Recently Chris and I have been watching the TV show “The Good Place.” The premise of the show is that after we die, only people who led exemplary lives made up of overwhelmingly good actions go to “The Good Place” – and everyone else, including all dead US presidents except Abraham Lincoln, end up in The Bad Place, marked primarily by torture and lots of screaming. Eleanor Shellstrop, the main character, is a particularly mediocre human who, by some kind of celestial bureaucratic error, has mistakenly ended up in the Good Place. She quickly realizes she needs to bone up on how to be a good person if she wants to keep her spot in this paradise.
Raised by self-involved parents who taught her, by their neglect, that relying on other people was weak, Eleanor’s behavior on earth pushed others away: she was routinely selfish, rude, and dishonest to friends and strangers alike.
So after a lifetime of shirking responsibility and dumping on others, Eleanor has a hard time shifting gears. In the first episode she lies, talks badly about her neighbors, drinks to excess, and steals jumbo cocktail shrimp from a housewarming party. But with the help of a deceased ethics professor, she begins to realize that there is another way – that acknowledging her shortcomings and her dependence on others creates in her a capacity for empathy and, eventually, she begins to consider others’ well-being as important as, or even more important than, her own.
In the second half of today’s Gospel reading, Jesus welcomes and blesses little children, telling the disciples that “whoever does not receive the kingdom of God as a little child will never enter it.” We often talk about how innocent and pure children are, that they have to be taught to hate and exclude. But as the mother of a preschooler who has observed a lot of playdates in the last four years, I can confirm that kids start out a lot like Eleanor: they want and will grab whatever toy is most interesting, particularly if someone else has it; they don’t particularly want to share; they want to follow their own agendas and often throw fits to try to get their way; they leave messes everywhere with no thought of cleaning up after themselves; and depending on the kid, they may see it as no big deal to tell a fib to avoid consequences. Kids have to be taught to hate and exclude, yes, but in my experience, they also have to be taught to be generous, to take turns, to have self control, to compromise, to be honest, to take responsibility for their actions, and to put someone else’s needs or desires ahead of their own.
We talked a few weeks ago about how welcoming a little child in Jesus’ time meant putting those with the least power at the middle of the discussion – something we honor today with our Neighbors in Need offering. Today we get another perspective on why Jesus holds up children as the way into the kindom of heaven: like Eleanor, they are smack in the middle of learning how to be good people, and they have no illusions that they aren’t capable of changing just because they’ve always been that way. Children are inherently open to growth and new perspectives, and they shift our perspectives by questioning why things are done the way they are, They are often vulnerable, sharing their innermost thoughts and feelings, in ways we adults have long forgotten how to do.

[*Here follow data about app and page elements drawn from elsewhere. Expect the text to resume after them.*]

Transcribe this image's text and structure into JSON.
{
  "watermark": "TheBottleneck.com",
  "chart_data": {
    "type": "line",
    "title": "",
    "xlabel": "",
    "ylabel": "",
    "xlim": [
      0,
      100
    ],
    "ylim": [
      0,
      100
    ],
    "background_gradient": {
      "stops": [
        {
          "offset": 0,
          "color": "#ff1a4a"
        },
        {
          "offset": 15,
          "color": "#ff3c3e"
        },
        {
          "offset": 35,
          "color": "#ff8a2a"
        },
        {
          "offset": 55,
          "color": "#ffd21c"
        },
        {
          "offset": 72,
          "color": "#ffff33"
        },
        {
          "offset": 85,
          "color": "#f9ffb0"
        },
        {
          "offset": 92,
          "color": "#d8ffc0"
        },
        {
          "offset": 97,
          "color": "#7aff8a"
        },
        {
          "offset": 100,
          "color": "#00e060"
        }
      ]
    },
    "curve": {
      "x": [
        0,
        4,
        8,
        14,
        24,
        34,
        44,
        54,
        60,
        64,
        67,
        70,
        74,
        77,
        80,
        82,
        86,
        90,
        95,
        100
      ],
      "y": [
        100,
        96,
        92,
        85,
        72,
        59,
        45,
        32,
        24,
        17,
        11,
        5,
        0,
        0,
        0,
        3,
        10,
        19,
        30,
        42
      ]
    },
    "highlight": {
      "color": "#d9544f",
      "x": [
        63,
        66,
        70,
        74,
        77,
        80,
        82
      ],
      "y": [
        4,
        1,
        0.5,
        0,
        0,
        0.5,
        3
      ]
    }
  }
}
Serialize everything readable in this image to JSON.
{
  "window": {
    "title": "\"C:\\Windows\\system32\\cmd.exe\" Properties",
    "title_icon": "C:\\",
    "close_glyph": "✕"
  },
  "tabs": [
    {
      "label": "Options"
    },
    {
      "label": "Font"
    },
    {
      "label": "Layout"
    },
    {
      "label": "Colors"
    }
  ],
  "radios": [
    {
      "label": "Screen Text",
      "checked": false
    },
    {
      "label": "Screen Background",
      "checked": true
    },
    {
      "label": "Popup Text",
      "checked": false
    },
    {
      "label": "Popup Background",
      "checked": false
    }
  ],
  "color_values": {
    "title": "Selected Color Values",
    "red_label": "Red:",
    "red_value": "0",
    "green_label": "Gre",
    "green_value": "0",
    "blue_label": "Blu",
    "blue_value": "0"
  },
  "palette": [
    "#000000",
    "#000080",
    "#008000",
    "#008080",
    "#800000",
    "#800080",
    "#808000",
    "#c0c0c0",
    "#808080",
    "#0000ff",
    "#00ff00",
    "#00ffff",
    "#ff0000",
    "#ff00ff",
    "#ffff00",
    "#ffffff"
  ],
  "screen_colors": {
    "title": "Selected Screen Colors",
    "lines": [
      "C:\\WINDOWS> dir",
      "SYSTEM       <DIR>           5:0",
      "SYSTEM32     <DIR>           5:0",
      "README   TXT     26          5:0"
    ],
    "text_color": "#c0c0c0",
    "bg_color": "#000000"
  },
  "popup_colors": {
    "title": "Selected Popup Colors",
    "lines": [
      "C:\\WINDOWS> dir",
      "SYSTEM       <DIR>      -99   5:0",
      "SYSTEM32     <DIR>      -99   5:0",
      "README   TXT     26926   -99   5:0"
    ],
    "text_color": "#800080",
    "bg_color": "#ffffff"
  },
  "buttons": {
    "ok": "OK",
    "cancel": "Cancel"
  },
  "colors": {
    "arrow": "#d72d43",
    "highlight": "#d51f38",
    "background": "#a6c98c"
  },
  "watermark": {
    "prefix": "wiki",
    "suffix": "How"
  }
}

In divorce, children are a pivot point: they can bring out our worst as we battle for control via custody rights; or they can bring out our best selves, softening our hearts to develop a respectful, working relationship with our ex for the good of our kids.
I don’t think Jesus had – or has – any illusions about how prone we humans are to missing the mark, to failing, to hurting one another. But I think he also has no illusions about our ability to become better people than we were – to face our brokenness, even our broken covenants, with the vulnerability and open-heartedness of a child; to admit when something has gone wrong; to channel our rage into change; and to proceed not with violence or hatred or hard hearts, but with courage and compassion, committed to a new and different way.